In a court hearing today, Assistant State Attorney Ken Lewis announced that he will not be seeking the death penalty against Hector Rodriguez, 31, and Jesse Davis, 30, the men charged with murdering two Winter Park, Fla., teenagers in April. The burning bodies of Jeremy Stewart, 18, and Nicholas Presha, 16, were discovered by cyclists near the Orlando-area Cady Way trail on April 15.
In what police are calling an “execution-style” killing, the two best friends were blindfolded and shot one at a time, in the back of the head. Stewart, the Orlando Sentinel reports, died from the first bullet. Presha was shot two additional times in the face. After they were shot, the teens’ bodies were soaked in gasoline and set on fire.
According to the 200 pages of evidence released by police in June, Stewart and Presha were no longer allowed to spend time together after getting caught driving a stolen car. The duo had a history of criminal mischief, including stealing items from unlocked vehicles. Within the weeks before they were killed, Stewart and Presha are alleged to have obtained two guns in this way. One of these guns, investigators say, was used to kill them.
The night of his death, Presha, whose father is a former Sheriff’s Deputy and currently works as an investigator for the Orange County State Attorney’s office, stuffed his bed and sneaked out. He met Stewart at a Race Trac gas station, where the two had a habit of hanging out and asking adults to buy them beer. This time, they asked Hector Rodriguez. It’s currently unknown whether Davis and Rodriguez knew Presha and Stewart before this. According to evidence pieced together using witness interviews and surveillance video, all four men went to Steak ‘n Shake to eat. During the meal, Rodriguez allegedly later told police, the teens brought up the stolen guns they had and offered them for sale. Davis and Stewart drove to Stewart’s home to get one of the guns, and all four reconvened at Davis’ house. There, Davis and Rodriguez asked to see Stewart’s Manurhin semi-automatic pistol, stolen from a car in February, and Presha’s .40 caliber Glock, stolen a week before the murders. As soon as they handed over the weapons, Davis and Rodriguez allegedly pointed them at the teens and ordered them to get down. When they refused, Davis fired into the air and pistol-whipped Stewart, causing his face to bleed. According to testimony by Davis’ girlfriend, who was woken up by the noise, the teens were laying naked, face-down on the floor, with their hands behind their backs. Investigators say Rodriguez and Davis then got Presha and Stewart into Davis’s vehicle and drove to a Citgo, where surveillance video taken at 5:48 a.m. shows Davis buying $5 in gas and looking nervously into his trunk. Within 20 minutes of that stop, the teens’ burning bodies were discovered by three bicyclists near Cady Way trail.

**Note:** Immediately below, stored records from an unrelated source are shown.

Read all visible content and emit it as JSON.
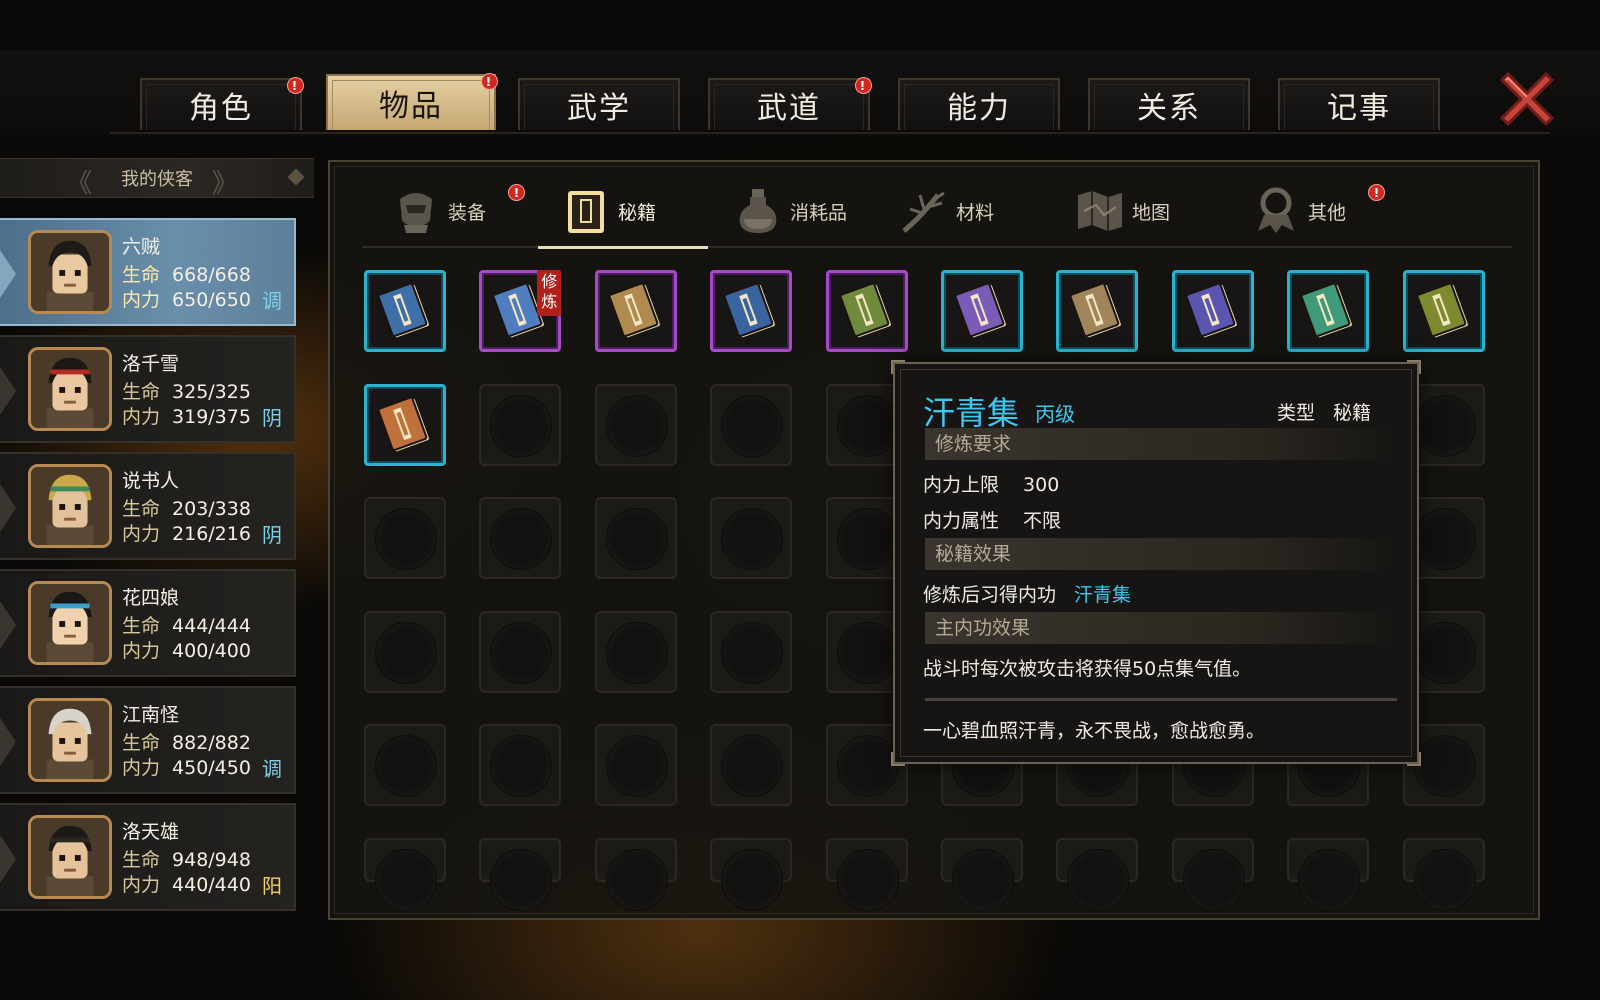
{
  "top_tabs": [
    {
      "label": "角色",
      "badge": "!"
    },
    {
      "label": "物品",
      "badge": "!"
    },
    {
      "label": "武学",
      "badge": ""
    },
    {
      "label": "武道",
      "badge": "!"
    },
    {
      "label": "能力",
      "badge": ""
    },
    {
      "label": "关系",
      "badge": ""
    },
    {
      "label": "记事",
      "badge": ""
    }
  ],
  "active_tab": "物品",
  "roster": {
    "header": "我的侠客",
    "hp_label": "生命",
    "mp_label": "内力",
    "characters": [
      {
        "name": "六贼",
        "hp": "668/668",
        "mp": "650/650",
        "attr": "调"
      },
      {
        "name": "洛千雪",
        "hp": "325/325",
        "mp": "319/375",
        "attr": "阴"
      },
      {
        "name": "说书人",
        "hp": "203/338",
        "mp": "216/216",
        "attr": "阴"
      },
      {
        "name": "花四娘",
        "hp": "444/444",
        "mp": "400/400",
        "attr": ""
      },
      {
        "name": "江南怪",
        "hp": "882/882",
        "mp": "450/450",
        "attr": "调"
      },
      {
        "name": "洛天雄",
        "hp": "948/948",
        "mp": "440/440",
        "attr": "阳"
      }
    ]
  },
  "sub_tabs": [
    {
      "label": "装备",
      "icon": "armor-icon",
      "badge": "!"
    },
    {
      "label": "秘籍",
      "icon": "book-icon",
      "badge": ""
    },
    {
      "label": "消耗品",
      "icon": "potion-icon",
      "badge": ""
    },
    {
      "label": "材料",
      "icon": "herb-icon",
      "badge": ""
    },
    {
      "label": "地图",
      "icon": "map-icon",
      "badge": ""
    },
    {
      "label": "其他",
      "icon": "misc-icon",
      "badge": "!"
    }
  ],
  "inventory": {
    "train_tag": "修炼",
    "items": [
      {
        "frame": "blue",
        "book": "#3e6fa8"
      },
      {
        "frame": "purple",
        "book": "#4f7dbf",
        "tag": true
      },
      {
        "frame": "purple",
        "book": "#b08a4e"
      },
      {
        "frame": "purple",
        "book": "#3a64a0"
      },
      {
        "frame": "purple",
        "book": "#6e8a3a"
      },
      {
        "frame": "blue",
        "book": "#7b5bb8"
      },
      {
        "frame": "blue",
        "book": "#a0845a"
      },
      {
        "frame": "blue",
        "book": "#5a56b0"
      },
      {
        "frame": "blue",
        "book": "#3f9a7a"
      },
      {
        "frame": "blue",
        "book": "#7e8a30"
      },
      {
        "frame": "blue",
        "book": "#c0703a"
      }
    ]
  },
  "tooltip": {
    "title": "汗青集",
    "grade": "丙级",
    "type_label": "类型",
    "type_value": "秘籍",
    "section_requirements": "修炼要求",
    "req_mp_label": "内力上限",
    "req_mp_value": "300",
    "req_attr_label": "内力属性",
    "req_attr_value": "不限",
    "section_effect": "秘籍效果",
    "effect_label": "修炼后习得内功",
    "effect_value": "汗青集",
    "section_main": "主内功效果",
    "main_effect": "战斗时每次被攻击将获得50点集气值。",
    "flavor": "一心碧血照汗青，永不畏战，愈战愈勇。"
  },
  "colors": {
    "rarity_blue": "#2ab3cf",
    "rarity_purple": "#a64ac8",
    "highlight_cyan": "#3cc8f0",
    "active_tab": "#d9bf8c",
    "badge_red": "#d2271f"
  }
}
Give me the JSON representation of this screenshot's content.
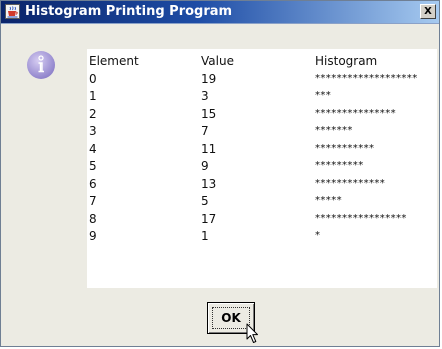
{
  "window": {
    "title": "Histogram Printing Program",
    "icon": "java-cup-icon",
    "close_label": "X"
  },
  "dialog": {
    "icon": "info-icon",
    "table": {
      "headers": [
        "Element",
        "Value",
        "Histogram"
      ],
      "rows": [
        {
          "element": "0",
          "value": "19",
          "histogram": "*******************"
        },
        {
          "element": "1",
          "value": "3",
          "histogram": "***"
        },
        {
          "element": "2",
          "value": "15",
          "histogram": "***************"
        },
        {
          "element": "3",
          "value": "7",
          "histogram": "*******"
        },
        {
          "element": "4",
          "value": "11",
          "histogram": "***********"
        },
        {
          "element": "5",
          "value": "9",
          "histogram": "*********"
        },
        {
          "element": "6",
          "value": "13",
          "histogram": "*************"
        },
        {
          "element": "7",
          "value": "5",
          "histogram": "*****"
        },
        {
          "element": "8",
          "value": "17",
          "histogram": "*****************"
        },
        {
          "element": "9",
          "value": "1",
          "histogram": "*"
        }
      ]
    },
    "ok_label": "OK"
  },
  "colors": {
    "titlebar_start": "#0a246a",
    "titlebar_end": "#a6caf0",
    "dialog_background": "#ecebe3",
    "info_icon_fill": "#9a8fd0"
  }
}
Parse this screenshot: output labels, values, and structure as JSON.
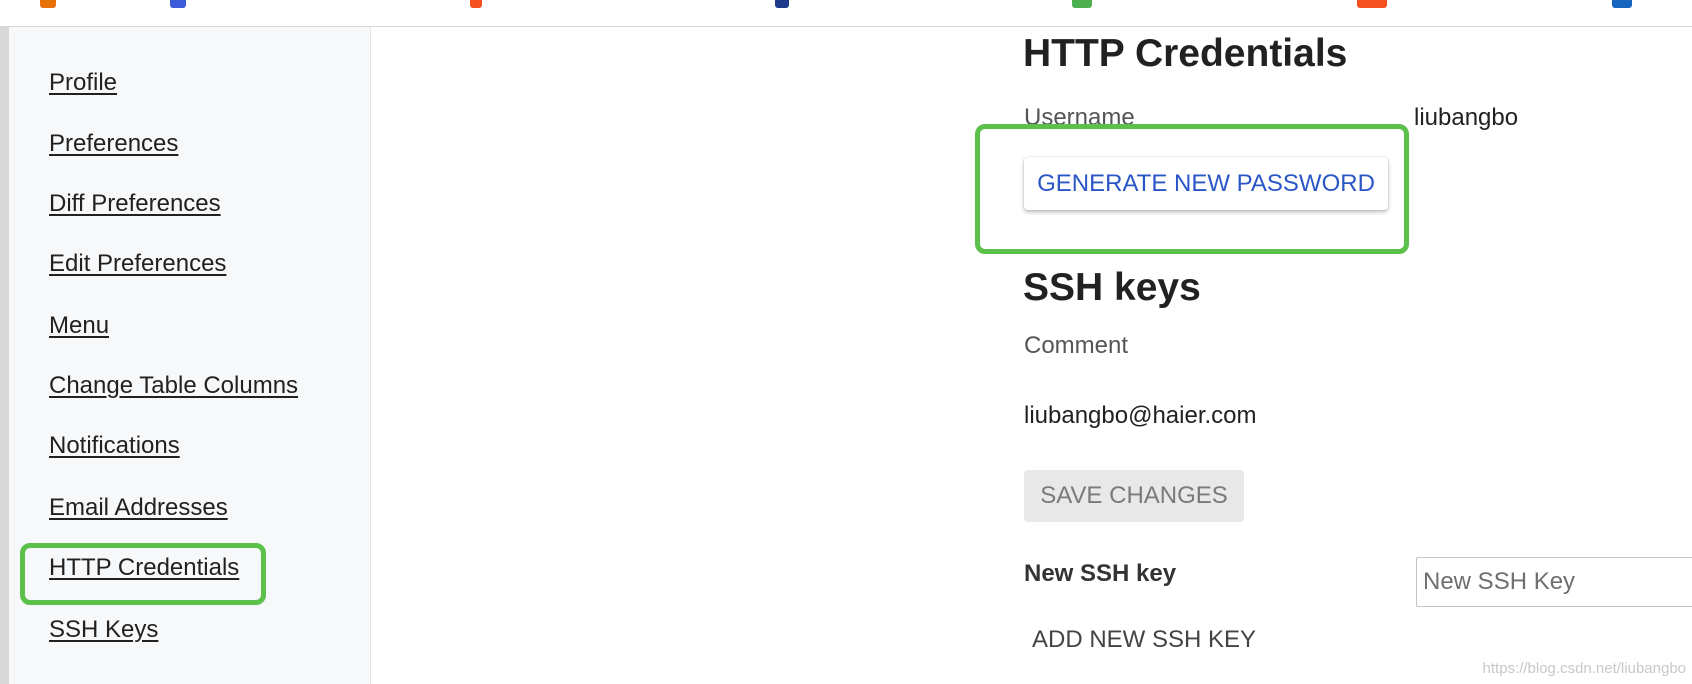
{
  "sidebar": {
    "items": [
      {
        "label": "Profile"
      },
      {
        "label": "Preferences"
      },
      {
        "label": "Diff Preferences"
      },
      {
        "label": "Edit Preferences"
      },
      {
        "label": "Menu"
      },
      {
        "label": "Change Table Columns"
      },
      {
        "label": "Notifications"
      },
      {
        "label": "Email Addresses"
      },
      {
        "label": "HTTP Credentials"
      },
      {
        "label": "SSH Keys"
      }
    ]
  },
  "http_credentials": {
    "title": "HTTP Credentials",
    "username_label": "Username",
    "username_value": "liubangbo",
    "generate_button": "GENERATE NEW PASSWORD"
  },
  "ssh_keys": {
    "title": "SSH keys",
    "comment_label": "Comment",
    "comment_value": "liubangbo@haier.com",
    "save_button": "SAVE CHANGES",
    "new_key_label": "New SSH key",
    "new_key_placeholder": "New SSH Key",
    "add_button": "ADD NEW SSH KEY"
  },
  "watermark": "https://blog.csdn.net/liubangbo",
  "colors": {
    "highlight": "#5cc14a",
    "link_button": "#2a56c6",
    "sidebar_bg": "#f7f8f9"
  }
}
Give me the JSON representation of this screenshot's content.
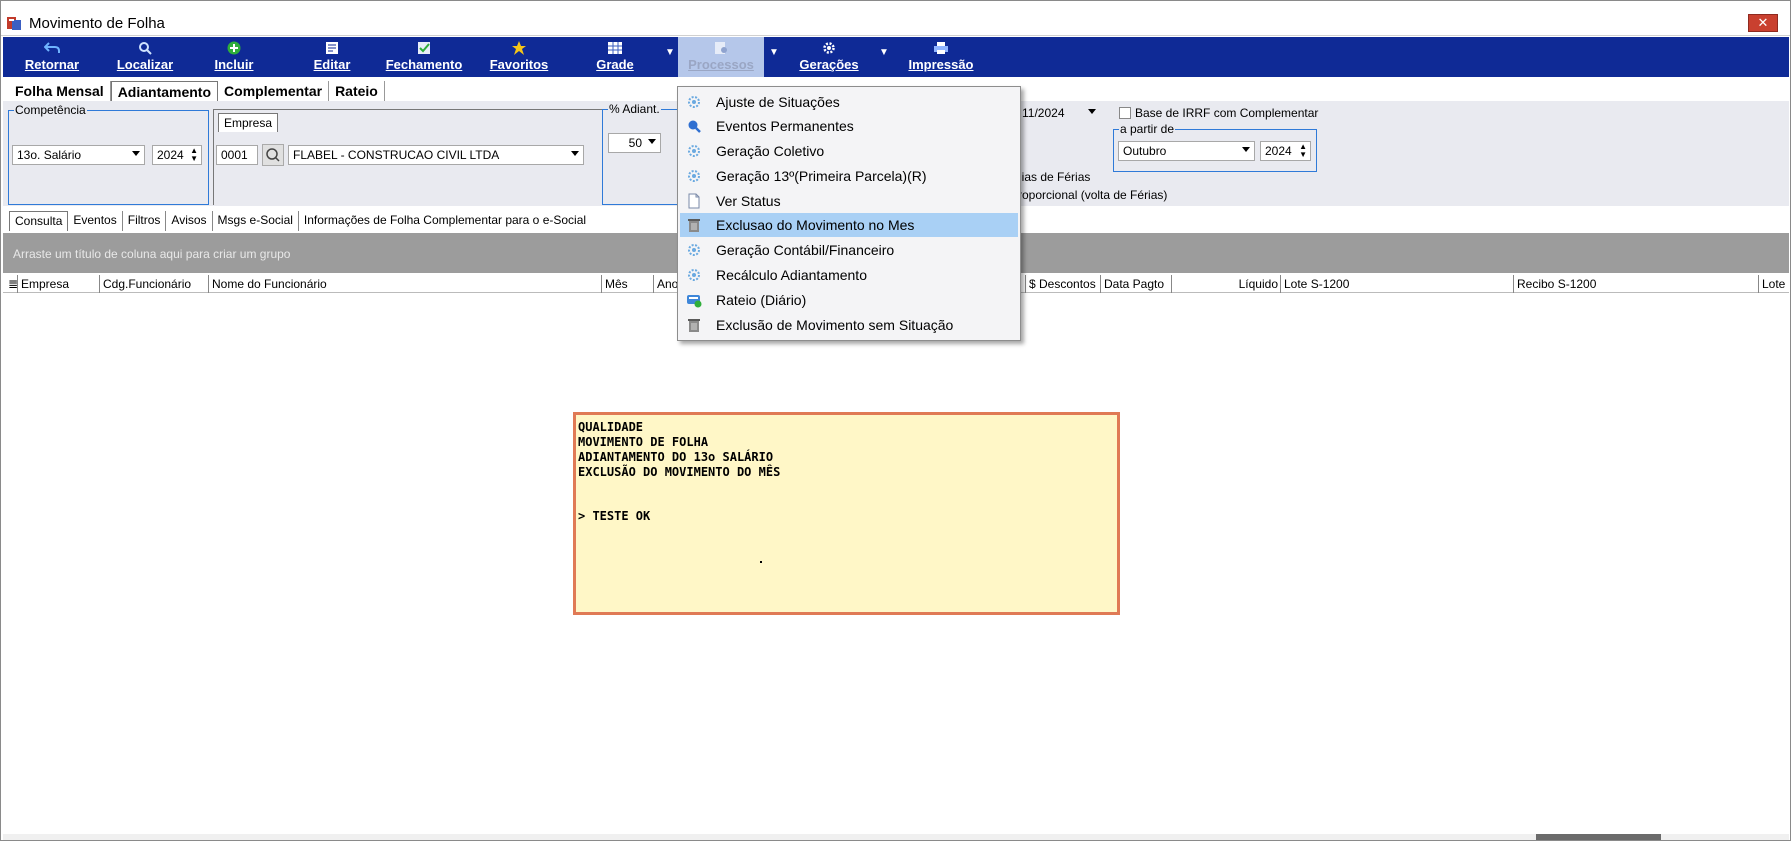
{
  "window": {
    "title": "Movimento de Folha",
    "close_label": "✕"
  },
  "toolbar": {
    "buttons": [
      {
        "label": "Retornar",
        "icon": "back-icon"
      },
      {
        "label": "Localizar",
        "icon": "search-icon"
      },
      {
        "label": "Incluir",
        "icon": "plus-icon"
      },
      {
        "label": "Editar",
        "icon": "edit-icon"
      },
      {
        "label": "Fechamento",
        "icon": "check-doc-icon"
      },
      {
        "label": "Favoritos",
        "icon": "star-icon"
      },
      {
        "label": "Grade",
        "icon": "grid-icon"
      },
      {
        "label": "Processos",
        "icon": "process-icon"
      },
      {
        "label": "Gerações",
        "icon": "gear-icon"
      },
      {
        "label": "Impressão",
        "icon": "printer-icon"
      }
    ]
  },
  "main_tabs": [
    "Folha Mensal",
    "Adiantamento",
    "Complementar",
    "Rateio"
  ],
  "competencia": {
    "label": "Competência",
    "tipo": "13o. Salário",
    "ano": "2024"
  },
  "empresa": {
    "label": "Empresa",
    "codigo": "0001",
    "nome": "FLABEL - CONSTRUCAO CIVIL LTDA"
  },
  "adiant": {
    "label": "% Adiant.",
    "value": "50"
  },
  "date_field": {
    "value": "11/2024"
  },
  "irrf": {
    "checkbox_label": "Base de IRRF com Complementar",
    "partir_label": "a partir de",
    "mes": "Outubro",
    "ano": "2024"
  },
  "ferias": {
    "line1": "dias de Férias",
    "line2": "roporcional (volta de Férias)"
  },
  "sub_tabs": [
    "Consulta",
    "Eventos",
    "Filtros",
    "Avisos",
    "Msgs e-Social",
    "Informações de Folha Complementar para o e-Social"
  ],
  "group_bar_text": "Arraste um título de coluna aqui para criar um grupo",
  "columns": [
    "Empresa",
    "Cdg.Funcionário",
    "Nome do Funcionário",
    "Mês",
    "Ano",
    "$ Descontos",
    "Data Pagto",
    "Líquido",
    "Lote S-1200",
    "Recibo S-1200",
    "Lote"
  ],
  "menu": {
    "items": [
      {
        "label": "Ajuste de Situações",
        "icon": "gear-icon"
      },
      {
        "label": "Eventos Permanentes",
        "icon": "search-icon"
      },
      {
        "label": "Geração Coletivo",
        "icon": "gear-icon"
      },
      {
        "label": "Geração 13º(Primeira Parcela)(R)",
        "icon": "gear-icon"
      },
      {
        "label": "Ver Status",
        "icon": "document-icon"
      },
      {
        "label": "Exclusao do Movimento no Mes",
        "icon": "trash-icon",
        "highlighted": true
      },
      {
        "label": "Geração Contábil/Financeiro",
        "icon": "gear-icon"
      },
      {
        "label": "Recálculo Adiantamento",
        "icon": "gear-icon"
      },
      {
        "label": "Rateio (Diário)",
        "icon": "rateio-icon"
      },
      {
        "label": "Exclusão de Movimento sem Situação",
        "icon": "trash-icon"
      }
    ]
  },
  "note": {
    "lines": [
      "QUALIDADE",
      "MOVIMENTO DE FOLHA",
      "ADIANTAMENTO DO 13o SALÁRIO",
      "EXCLUSÃO DO MOVIMENTO DO MÊS",
      "",
      "",
      "> TESTE OK"
    ]
  },
  "colors": {
    "toolbar": "#0f2a96",
    "menu_highlight": "#a9d0f5",
    "note_bg": "#fff7c7",
    "note_border": "#e07a55",
    "group_border": "#2f7ad8"
  }
}
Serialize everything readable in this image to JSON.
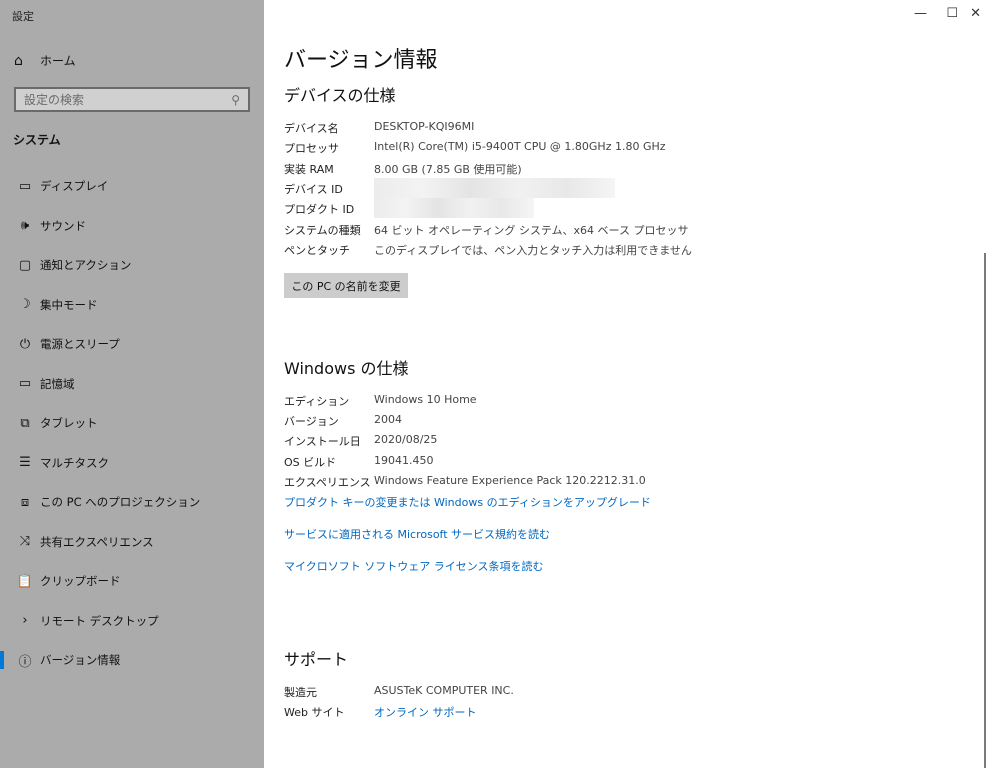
{
  "app_title": "設定",
  "window": {
    "minimize": "—",
    "maximize": "☐",
    "close": "✕"
  },
  "sidebar": {
    "home": "ホーム",
    "search_placeholder": "設定の検索",
    "section": "システム",
    "items": [
      {
        "label": "ディスプレイ",
        "icon": "display-icon"
      },
      {
        "label": "サウンド",
        "icon": "sound-icon"
      },
      {
        "label": "通知とアクション",
        "icon": "notification-icon"
      },
      {
        "label": "集中モード",
        "icon": "moon-icon"
      },
      {
        "label": "電源とスリープ",
        "icon": "power-icon"
      },
      {
        "label": "記憶域",
        "icon": "storage-icon"
      },
      {
        "label": "タブレット",
        "icon": "tablet-icon"
      },
      {
        "label": "マルチタスク",
        "icon": "multitask-icon"
      },
      {
        "label": "この PC へのプロジェクション",
        "icon": "projection-icon"
      },
      {
        "label": "共有エクスペリエンス",
        "icon": "shared-icon"
      },
      {
        "label": "クリップボード",
        "icon": "clipboard-icon"
      },
      {
        "label": "リモート デスクトップ",
        "icon": "remote-icon"
      },
      {
        "label": "バージョン情報",
        "icon": "info-icon",
        "active": true
      }
    ]
  },
  "main": {
    "title": "バージョン情報",
    "device": {
      "heading": "デバイスの仕様",
      "rows": [
        {
          "k": "デバイス名",
          "v": "DESKTOP-KQI96MI"
        },
        {
          "k": "プロセッサ",
          "v": "Intel(R) Core(TM) i5-9400T CPU @ 1.80GHz   1.80 GHz"
        },
        {
          "k": "実装 RAM",
          "v": "8.00 GB (7.85 GB 使用可能)"
        },
        {
          "k": "デバイス ID",
          "v": ""
        },
        {
          "k": "プロダクト ID",
          "v": ""
        },
        {
          "k": "システムの種類",
          "v": "64 ビット オペレーティング システム、x64 ベース プロセッサ"
        },
        {
          "k": "ペンとタッチ",
          "v": "このディスプレイでは、ペン入力とタッチ入力は利用できません"
        }
      ],
      "rename_button": "この PC の名前を変更"
    },
    "windows": {
      "heading": "Windows の仕様",
      "rows": [
        {
          "k": "エディション",
          "v": "Windows 10 Home"
        },
        {
          "k": "バージョン",
          "v": "2004"
        },
        {
          "k": "インストール日",
          "v": "2020/08/25"
        },
        {
          "k": "OS ビルド",
          "v": "19041.450"
        },
        {
          "k": "エクスペリエンス",
          "v": "Windows Feature Experience Pack 120.2212.31.0"
        }
      ],
      "links": [
        "プロダクト キーの変更または Windows のエディションをアップグレード",
        "サービスに適用される Microsoft サービス規約を読む",
        "マイクロソフト ソフトウェア ライセンス条項を読む"
      ]
    },
    "support": {
      "heading": "サポート",
      "rows": [
        {
          "k": "製造元",
          "v": "ASUSTeK COMPUTER INC."
        },
        {
          "k": "Web サイト",
          "v": "オンライン サポート"
        }
      ]
    }
  },
  "colors": {
    "accent": "#0078d7",
    "link": "#0067c0",
    "sidebar": "#ababab"
  }
}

An additional 1,000 pages of discovery documents were released today, which detail how detectives questioned Davis’s girlfriend. According to the documents, she initially denied helping the suspects restrain the teens at Davis’s home, but later admitted to holding one of the guns while Davis went through the victims’ pockets.
Last month, the prosecutor in this case resigned. In 2009, Assistant State Attorney Josh Adams had agreed to give Jesse Davis three years probation instead of jail time for a road rage incident in which he beat a man with a stick for honking at him, despite Davis’ prior history of violence and mental instability. Adams signed off on the probation after one expert found Davis sane, and another found him insane. The Orlando Sentinel reports that Adams did not correctly complete a ‘score sheet’ used to determine a potential prison sentence based on prior crimes. The sheet, if done properly, would have recommended that Davis spend nearly four years in prison for the road rage incident.
On Monday, Davis, who according to Seminole County court records is a delusional schizophrenic, was found mentally incompetent to stand trial. Psychiatrist Dr. Jeffrey Danziger and psychologist Dr. Eric Mings, who evaluated Davis, told the court that Davis is not fit to stand trial and fits the criteria for involuntary hospitalization. Both Davis and Rodriguez remain jailed without bond. Rodriguez’s trial is tentatively scheduled to begin on November 5th. Davis’s right to a speedy trial was waived after his attorney filed the competency motion. His competency hearings are ongoing.